Zorabedian, Thomas [faculty advisor]




adolescence; film; psychology; cinema therapy


Films provide profound reflections and interpretations of the people and the times in which they are made. Because of this, we often feel emotionally connected to certain films. We root for a teen who pursues his talent against his family’s wishes, because we have also been misunderstood by family and friends. We cry with a young girl whose best friend has passed away, because we remember the first time we lost someone we loved. We applaud the couple whom manages to stay together despite their differences, because we still believe in happy endings. Film has had a tremendous social impact partly because of the emotional attachments viewers form to characters and storylines. Our escalating exposure and increased access to film through DVDs and the internet has further propelled us to look toward the screen for answers to life’s challenging questions.

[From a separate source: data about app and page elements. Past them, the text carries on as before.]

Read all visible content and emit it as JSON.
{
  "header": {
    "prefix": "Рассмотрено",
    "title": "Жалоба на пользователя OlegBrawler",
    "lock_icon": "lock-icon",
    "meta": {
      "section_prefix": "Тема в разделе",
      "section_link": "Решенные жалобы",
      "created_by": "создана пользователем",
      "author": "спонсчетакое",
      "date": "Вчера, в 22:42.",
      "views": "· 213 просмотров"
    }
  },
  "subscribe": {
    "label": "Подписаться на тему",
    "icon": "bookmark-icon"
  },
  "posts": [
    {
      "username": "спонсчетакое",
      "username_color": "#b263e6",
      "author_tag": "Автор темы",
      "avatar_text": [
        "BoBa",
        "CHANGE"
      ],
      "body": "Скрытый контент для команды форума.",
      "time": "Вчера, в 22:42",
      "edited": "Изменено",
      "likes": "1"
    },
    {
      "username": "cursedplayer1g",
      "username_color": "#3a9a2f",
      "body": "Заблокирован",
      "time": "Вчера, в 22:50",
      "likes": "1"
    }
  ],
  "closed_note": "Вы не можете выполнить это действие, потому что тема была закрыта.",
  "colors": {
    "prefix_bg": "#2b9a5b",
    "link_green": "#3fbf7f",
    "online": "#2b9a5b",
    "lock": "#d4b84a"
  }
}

Cinema therapy is the phenomenon of using films to help people work through emotional issues. The practice of cinema therapy is an increasingly popular method of psychotherapy where psychotherapists prescribe patients certain films to help them with family and relationship issues, substance abuse, and other problems. The purpose of watching prescribed films is to help patients feel like there are others who have gone through similar situations and that solutions to their problems exist. Dr. Birgit Wolz, a psychotherapist who specializes in this form of therapy, calls cinema therapy “a powerful catalyst for healing and growth for anybody who is open to learning how movies affect us.” She explains that one aspect of most movies is that they serve as allegories, in the same way stories, myths, jokes, fables, and dreams sometimes do, which can all be utilized in therapy. When we are observers of a film, we are able to step back and clearly see the bigger picture. Watching movies helps us learn to understand ourselves and others more deeply in the big picture of our own lives. We develop a skill to see ourselves and the world more objectively and less judgmentally. Therapists such as Jan Hesley, who specializes in marriage and family therapy, believe the films help their patients develop new perspectives on their situations and inspire them to make positive changes. Hesley has found that movies “connect a client's world to the characters and plots: furnishing role models, providing inspiration and hope, and offering new solutions to old problems” (John Hesley, 55). Cinema therapy is able to reach patients in new and effective ways through the accessible medium of film and its portrayal of identifiable characters and situations.